◆ AIM OF THE EXERCISE
For each line below, return an exact copy.
/---
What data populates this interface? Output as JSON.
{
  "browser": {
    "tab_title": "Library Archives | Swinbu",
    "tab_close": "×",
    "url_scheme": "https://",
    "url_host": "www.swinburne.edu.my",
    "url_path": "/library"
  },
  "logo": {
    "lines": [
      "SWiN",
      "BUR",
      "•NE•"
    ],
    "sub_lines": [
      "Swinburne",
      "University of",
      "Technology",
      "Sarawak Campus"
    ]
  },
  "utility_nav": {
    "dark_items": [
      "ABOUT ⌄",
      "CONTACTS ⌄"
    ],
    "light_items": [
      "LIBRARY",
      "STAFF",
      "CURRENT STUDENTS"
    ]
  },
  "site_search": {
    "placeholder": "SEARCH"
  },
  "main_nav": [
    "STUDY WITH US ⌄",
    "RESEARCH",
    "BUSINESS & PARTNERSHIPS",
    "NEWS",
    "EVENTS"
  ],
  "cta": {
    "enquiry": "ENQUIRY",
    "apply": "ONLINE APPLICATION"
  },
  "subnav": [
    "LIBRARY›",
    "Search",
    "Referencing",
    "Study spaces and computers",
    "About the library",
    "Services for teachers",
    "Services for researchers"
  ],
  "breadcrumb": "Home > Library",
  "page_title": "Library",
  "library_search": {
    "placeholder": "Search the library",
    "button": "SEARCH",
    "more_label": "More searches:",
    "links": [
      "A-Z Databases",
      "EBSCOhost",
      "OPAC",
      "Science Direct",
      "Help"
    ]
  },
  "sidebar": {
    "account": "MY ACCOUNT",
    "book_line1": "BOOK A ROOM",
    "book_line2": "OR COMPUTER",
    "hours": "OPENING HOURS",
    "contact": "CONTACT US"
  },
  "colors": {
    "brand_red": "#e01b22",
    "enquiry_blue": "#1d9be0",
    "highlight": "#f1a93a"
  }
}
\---
◆ EXPECTED ANSWER
What data populates this interface? Output as JSON.
{
  "browser": {
    "tab_title": "Library Archives | Swinbu",
    "tab_close": "×",
    "url_scheme": "https://",
    "url_host": "www.swinburne.edu.my",
    "url_path": "/library"
  },
  "logo": {
    "lines": [
      "SWiN",
      "BUR",
      "•NE•"
    ],
    "sub_lines": [
      "Swinburne",
      "University of",
      "Technology",
      "Sarawak Campus"
    ]
  },
  "utility_nav": {
    "dark_items": [
      "ABOUT ⌄",
      "CONTACTS ⌄"
    ],
    "light_items": [
      "LIBRARY",
      "STAFF",
      "CURRENT STUDENTS"
    ]
  },
  "site_search": {
    "placeholder": "SEARCH"
  },
  "main_nav": [
    "STUDY WITH US ⌄",
    "RESEARCH",
    "BUSINESS & PARTNERSHIPS",
    "NEWS",
    "EVENTS"
  ],
  "cta": {
    "enquiry": "ENQUIRY",
    "apply": "ONLINE APPLICATION"
  },
  "subnav": [
    "LIBRARY›",
    "Search",
    "Referencing",
    "Study spaces and computers",
    "About the library",
    "Services for teachers",
    "Services for researchers"
  ],
  "breadcrumb": "Home > Library",
  "page_title": "Library",
  "library_search": {
    "placeholder": "Search the library",
    "button": "SEARCH",
    "more_label": "More searches:",
    "links": [
      "A-Z Databases",
      "EBSCOhost",
      "OPAC",
      "Science Direct",
      "Help"
    ]
  },
  "sidebar": {
    "account": "MY ACCOUNT",
    "book_line1": "BOOK A ROOM",
    "book_line2": "OR COMPUTER",
    "hours": "OPENING HOURS",
    "contact": "CONTACT US"
  },
  "colors": {
    "brand_red": "#e01b22",
    "enquiry_blue": "#1d9be0",
    "highlight": "#f1a93a"
  }
}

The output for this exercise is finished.